Directions: Set down each entry exactly as given; pictures should not appear in the copy.

Exercise data:
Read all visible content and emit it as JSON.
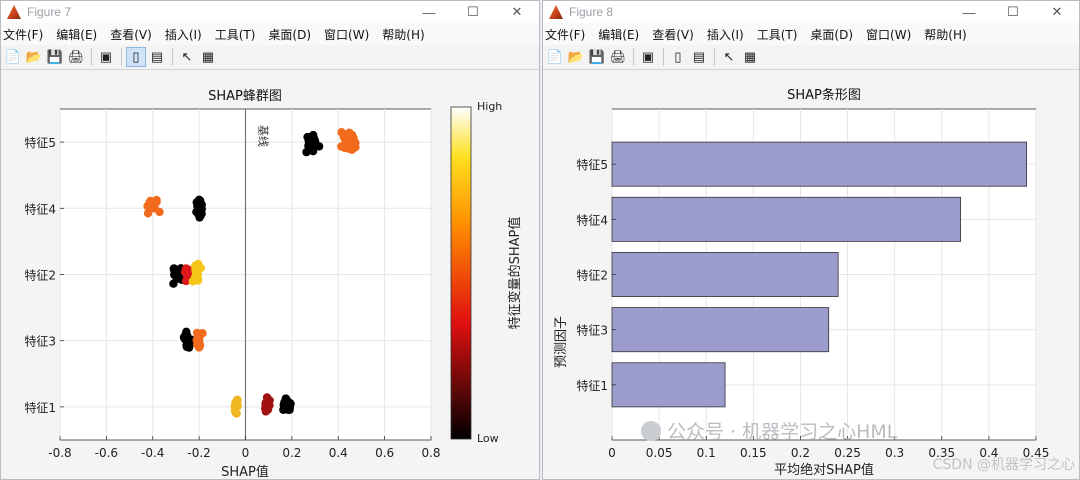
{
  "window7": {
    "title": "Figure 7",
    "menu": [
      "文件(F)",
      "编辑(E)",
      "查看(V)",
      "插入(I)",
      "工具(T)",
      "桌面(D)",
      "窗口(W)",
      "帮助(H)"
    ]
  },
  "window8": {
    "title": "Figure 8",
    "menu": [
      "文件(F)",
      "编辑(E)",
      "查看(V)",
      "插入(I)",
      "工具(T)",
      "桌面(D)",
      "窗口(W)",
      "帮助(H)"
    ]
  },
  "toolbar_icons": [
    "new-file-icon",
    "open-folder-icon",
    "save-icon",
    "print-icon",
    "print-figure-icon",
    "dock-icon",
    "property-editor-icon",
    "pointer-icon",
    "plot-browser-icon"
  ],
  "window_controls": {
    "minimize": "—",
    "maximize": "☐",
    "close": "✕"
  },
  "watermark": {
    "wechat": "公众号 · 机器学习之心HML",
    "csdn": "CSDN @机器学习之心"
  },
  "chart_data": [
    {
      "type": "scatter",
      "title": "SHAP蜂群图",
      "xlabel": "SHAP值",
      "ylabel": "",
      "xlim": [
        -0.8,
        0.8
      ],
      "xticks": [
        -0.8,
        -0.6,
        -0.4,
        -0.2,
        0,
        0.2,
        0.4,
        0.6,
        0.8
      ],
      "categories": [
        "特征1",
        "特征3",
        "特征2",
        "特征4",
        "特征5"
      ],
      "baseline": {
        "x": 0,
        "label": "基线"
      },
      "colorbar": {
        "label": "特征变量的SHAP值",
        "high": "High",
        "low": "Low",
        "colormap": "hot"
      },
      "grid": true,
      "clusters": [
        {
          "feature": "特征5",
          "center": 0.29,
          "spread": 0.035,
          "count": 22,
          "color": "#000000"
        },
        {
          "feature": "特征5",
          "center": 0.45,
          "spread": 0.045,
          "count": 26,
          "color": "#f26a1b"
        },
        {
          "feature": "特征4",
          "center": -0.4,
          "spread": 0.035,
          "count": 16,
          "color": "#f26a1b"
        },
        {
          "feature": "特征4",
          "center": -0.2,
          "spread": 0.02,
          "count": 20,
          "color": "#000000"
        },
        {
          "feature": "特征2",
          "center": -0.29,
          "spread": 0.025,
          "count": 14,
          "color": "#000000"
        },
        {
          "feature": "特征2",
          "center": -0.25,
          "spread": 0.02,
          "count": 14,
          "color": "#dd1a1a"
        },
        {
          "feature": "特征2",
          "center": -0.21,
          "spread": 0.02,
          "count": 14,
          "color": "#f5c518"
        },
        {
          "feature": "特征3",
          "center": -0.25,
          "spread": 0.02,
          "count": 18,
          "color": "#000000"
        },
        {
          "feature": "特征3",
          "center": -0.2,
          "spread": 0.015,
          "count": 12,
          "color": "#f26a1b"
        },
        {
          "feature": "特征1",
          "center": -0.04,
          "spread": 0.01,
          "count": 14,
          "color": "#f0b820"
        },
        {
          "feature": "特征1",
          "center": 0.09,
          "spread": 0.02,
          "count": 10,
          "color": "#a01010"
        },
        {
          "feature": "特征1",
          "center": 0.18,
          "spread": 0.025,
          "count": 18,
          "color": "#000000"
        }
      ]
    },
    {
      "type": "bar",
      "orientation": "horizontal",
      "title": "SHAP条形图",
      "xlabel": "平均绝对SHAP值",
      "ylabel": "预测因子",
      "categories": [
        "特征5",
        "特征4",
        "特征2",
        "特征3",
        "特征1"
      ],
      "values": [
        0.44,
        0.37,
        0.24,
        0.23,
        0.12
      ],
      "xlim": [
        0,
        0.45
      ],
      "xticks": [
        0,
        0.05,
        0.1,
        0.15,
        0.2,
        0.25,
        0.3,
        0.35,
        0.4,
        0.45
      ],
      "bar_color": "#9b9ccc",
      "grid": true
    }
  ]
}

Result below:
Read all visible content and emit it as JSON.
{
  "window7": {
    "title": "Figure 7",
    "menu": [
      "文件(F)",
      "编辑(E)",
      "查看(V)",
      "插入(I)",
      "工具(T)",
      "桌面(D)",
      "窗口(W)",
      "帮助(H)"
    ]
  },
  "window8": {
    "title": "Figure 8",
    "menu": [
      "文件(F)",
      "编辑(E)",
      "查看(V)",
      "插入(I)",
      "工具(T)",
      "桌面(D)",
      "窗口(W)",
      "帮助(H)"
    ]
  },
  "toolbar_icons": [
    "new-file-icon",
    "open-folder-icon",
    "save-icon",
    "print-icon",
    "print-figure-icon",
    "dock-icon",
    "property-editor-icon",
    "pointer-icon",
    "plot-browser-icon"
  ],
  "window_controls": {
    "minimize": "—",
    "maximize": "☐",
    "close": "✕"
  },
  "watermark": {
    "wechat": "公众号 · 机器学习之心HML",
    "csdn": "CSDN @机器学习之心"
  },
  "chart_data": [
    {
      "type": "scatter",
      "title": "SHAP蜂群图",
      "xlabel": "SHAP值",
      "ylabel": "",
      "xlim": [
        -0.8,
        0.8
      ],
      "xticks": [
        -0.8,
        -0.6,
        -0.4,
        -0.2,
        0,
        0.2,
        0.4,
        0.6,
        0.8
      ],
      "categories": [
        "特征1",
        "特征3",
        "特征2",
        "特征4",
        "特征5"
      ],
      "baseline": {
        "x": 0,
        "label": "基线"
      },
      "colorbar": {
        "label": "特征变量的SHAP值",
        "high": "High",
        "low": "Low",
        "colormap": "hot"
      },
      "grid": true,
      "clusters": [
        {
          "feature": "特征5",
          "center": 0.29,
          "spread": 0.035,
          "count": 22,
          "color": "#000000"
        },
        {
          "feature": "特征5",
          "center": 0.45,
          "spread": 0.045,
          "count": 26,
          "color": "#f26a1b"
        },
        {
          "feature": "特征4",
          "center": -0.4,
          "spread": 0.035,
          "count": 16,
          "color": "#f26a1b"
        },
        {
          "feature": "特征4",
          "center": -0.2,
          "spread": 0.02,
          "count": 20,
          "color": "#000000"
        },
        {
          "feature": "特征2",
          "center": -0.29,
          "spread": 0.025,
          "count": 14,
          "color": "#000000"
        },
        {
          "feature": "特征2",
          "center": -0.25,
          "spread": 0.02,
          "count": 14,
          "color": "#dd1a1a"
        },
        {
          "feature": "特征2",
          "center": -0.21,
          "spread": 0.02,
          "count": 14,
          "color": "#f5c518"
        },
        {
          "feature": "特征3",
          "center": -0.25,
          "spread": 0.02,
          "count": 18,
          "color": "#000000"
        },
        {
          "feature": "特征3",
          "center": -0.2,
          "spread": 0.015,
          "count": 12,
          "color": "#f26a1b"
        },
        {
          "feature": "特征1",
          "center": -0.04,
          "spread": 0.01,
          "count": 14,
          "color": "#f0b820"
        },
        {
          "feature": "特征1",
          "center": 0.09,
          "spread": 0.02,
          "count": 10,
          "color": "#a01010"
        },
        {
          "feature": "特征1",
          "center": 0.18,
          "spread": 0.025,
          "count": 18,
          "color": "#000000"
        }
      ]
    },
    {
      "type": "bar",
      "orientation": "horizontal",
      "title": "SHAP条形图",
      "xlabel": "平均绝对SHAP值",
      "ylabel": "预测因子",
      "categories": [
        "特征5",
        "特征4",
        "特征2",
        "特征3",
        "特征1"
      ],
      "values": [
        0.44,
        0.37,
        0.24,
        0.23,
        0.12
      ],
      "xlim": [
        0,
        0.45
      ],
      "xticks": [
        0,
        0.05,
        0.1,
        0.15,
        0.2,
        0.25,
        0.3,
        0.35,
        0.4,
        0.45
      ],
      "bar_color": "#9b9ccc",
      "grid": true
    }
  ]
}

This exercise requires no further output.